_Problem_
Retype the entries below without any change.

Entries taken from a collection
● ● ● ●

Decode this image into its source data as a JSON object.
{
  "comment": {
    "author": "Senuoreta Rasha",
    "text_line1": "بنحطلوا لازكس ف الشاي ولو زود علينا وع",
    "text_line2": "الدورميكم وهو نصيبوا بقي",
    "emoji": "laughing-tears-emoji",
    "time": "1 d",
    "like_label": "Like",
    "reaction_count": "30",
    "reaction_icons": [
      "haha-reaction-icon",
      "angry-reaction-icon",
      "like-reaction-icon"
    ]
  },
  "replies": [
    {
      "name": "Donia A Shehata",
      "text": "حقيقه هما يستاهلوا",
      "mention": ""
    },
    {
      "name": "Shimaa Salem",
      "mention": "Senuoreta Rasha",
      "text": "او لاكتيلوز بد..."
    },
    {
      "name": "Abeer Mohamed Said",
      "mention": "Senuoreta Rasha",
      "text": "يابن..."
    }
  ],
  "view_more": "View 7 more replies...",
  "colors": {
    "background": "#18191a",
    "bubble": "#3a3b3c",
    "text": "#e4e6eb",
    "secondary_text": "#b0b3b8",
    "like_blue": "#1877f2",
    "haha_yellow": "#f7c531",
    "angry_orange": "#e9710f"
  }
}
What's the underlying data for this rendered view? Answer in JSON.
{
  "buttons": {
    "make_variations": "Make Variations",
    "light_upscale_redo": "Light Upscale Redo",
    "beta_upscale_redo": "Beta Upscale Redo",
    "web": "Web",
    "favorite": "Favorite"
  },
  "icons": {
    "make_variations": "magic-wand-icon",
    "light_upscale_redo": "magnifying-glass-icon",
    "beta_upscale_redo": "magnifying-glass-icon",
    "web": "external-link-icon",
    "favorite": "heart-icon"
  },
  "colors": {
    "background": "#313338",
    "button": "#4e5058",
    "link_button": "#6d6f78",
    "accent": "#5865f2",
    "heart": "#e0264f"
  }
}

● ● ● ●

_Result_
Decode this image into its source data as a JSON object.
{
  "comment": {
    "author": "Senuoreta Rasha",
    "text_line1": "بنحطلوا لازكس ف الشاي ولو زود علينا وع",
    "text_line2": "الدورميكم وهو نصيبوا بقي",
    "emoji": "laughing-tears-emoji",
    "time": "1 d",
    "like_label": "Like",
    "reaction_count": "30",
    "reaction_icons": [
      "haha-reaction-icon",
      "angry-reaction-icon",
      "like-reaction-icon"
    ]
  },
  "replies": [
    {
      "name": "Donia A Shehata",
      "text": "حقيقه هما يستاهلوا",
      "mention": ""
    },
    {
      "name": "Shimaa Salem",
      "mention": "Senuoreta Rasha",
      "text": "او لاكتيلوز بد..."
    },
    {
      "name": "Abeer Mohamed Said",
      "mention": "Senuoreta Rasha",
      "text": "يابن..."
    }
  ],
  "view_more": "View 7 more replies...",
  "colors": {
    "background": "#18191a",
    "bubble": "#3a3b3c",
    "text": "#e4e6eb",
    "secondary_text": "#b0b3b8",
    "like_blue": "#1877f2",
    "haha_yellow": "#f7c531",
    "angry_orange": "#e9710f"
  }
}
What's the underlying data for this rendered view? Answer in JSON.
{
  "buttons": {
    "make_variations": "Make Variations",
    "light_upscale_redo": "Light Upscale Redo",
    "beta_upscale_redo": "Beta Upscale Redo",
    "web": "Web",
    "favorite": "Favorite"
  },
  "icons": {
    "make_variations": "magic-wand-icon",
    "light_upscale_redo": "magnifying-glass-icon",
    "beta_upscale_redo": "magnifying-glass-icon",
    "web": "external-link-icon",
    "favorite": "heart-icon"
  },
  "colors": {
    "background": "#313338",
    "button": "#4e5058",
    "link_button": "#6d6f78",
    "accent": "#5865f2",
    "heart": "#e0264f"
  }
}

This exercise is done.